WHAT YOU ARE ASKED TO DO |
Omit the images. Copy each entry word for word.

Collected data
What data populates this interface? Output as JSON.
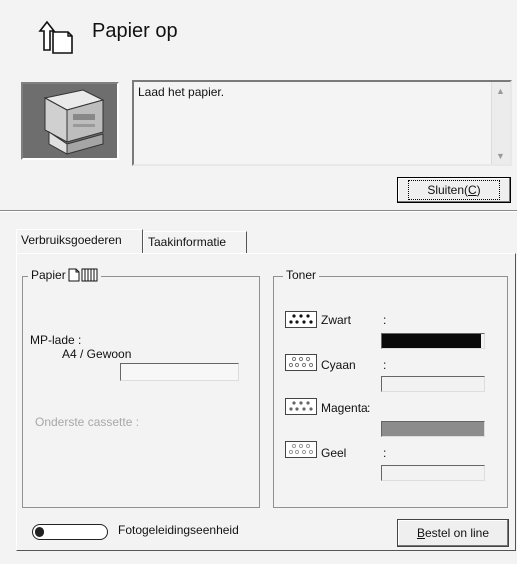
{
  "header": {
    "title": "Papier op",
    "icon": "paper-out-icon"
  },
  "message": {
    "text": "Laad het papier.",
    "image": "printer-image"
  },
  "close_button": {
    "label_main": "Sluiten(",
    "label_key": "C",
    "label_end": ")"
  },
  "tabs": [
    {
      "label": "Verbruiksgoederen",
      "active": true
    },
    {
      "label": "Taakinformatie",
      "active": false
    }
  ],
  "paper": {
    "legend": "Papier",
    "mp_label": "MP-lade :",
    "mp_value": "A4 / Gewoon",
    "mp_level": 0,
    "lower_cassette": "Onderste cassette :"
  },
  "toner": {
    "legend": "Toner",
    "items": [
      {
        "name": "Zwart",
        "colon": ":",
        "level": 0.97,
        "color": "#0a0a0a"
      },
      {
        "name": "Cyaan",
        "colon": ":",
        "level": 0.0,
        "color": "#9a9a9a"
      },
      {
        "name": "Magenta",
        "colon": ":",
        "level": 1.0,
        "color": "#8c8c8c"
      },
      {
        "name": "Geel",
        "colon": ":",
        "level": 0.0,
        "color": "#d8d8d8"
      }
    ]
  },
  "photoconductor": {
    "label": "Fotogeleidingseenheid",
    "level": 0.12
  },
  "order_button": {
    "label_key": "B",
    "label_rest": "estel on line"
  }
}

REPLY TO THE EXERCISE |
What data populates this interface? Output as JSON.
{
  "header": {
    "title": "Papier op",
    "icon": "paper-out-icon"
  },
  "message": {
    "text": "Laad het papier.",
    "image": "printer-image"
  },
  "close_button": {
    "label_main": "Sluiten(",
    "label_key": "C",
    "label_end": ")"
  },
  "tabs": [
    {
      "label": "Verbruiksgoederen",
      "active": true
    },
    {
      "label": "Taakinformatie",
      "active": false
    }
  ],
  "paper": {
    "legend": "Papier",
    "mp_label": "MP-lade :",
    "mp_value": "A4 / Gewoon",
    "mp_level": 0,
    "lower_cassette": "Onderste cassette :"
  },
  "toner": {
    "legend": "Toner",
    "items": [
      {
        "name": "Zwart",
        "colon": ":",
        "level": 0.97,
        "color": "#0a0a0a"
      },
      {
        "name": "Cyaan",
        "colon": ":",
        "level": 0.0,
        "color": "#9a9a9a"
      },
      {
        "name": "Magenta",
        "colon": ":",
        "level": 1.0,
        "color": "#8c8c8c"
      },
      {
        "name": "Geel",
        "colon": ":",
        "level": 0.0,
        "color": "#d8d8d8"
      }
    ]
  },
  "photoconductor": {
    "label": "Fotogeleidingseenheid",
    "level": 0.12
  },
  "order_button": {
    "label_key": "B",
    "label_rest": "estel on line"
  }
}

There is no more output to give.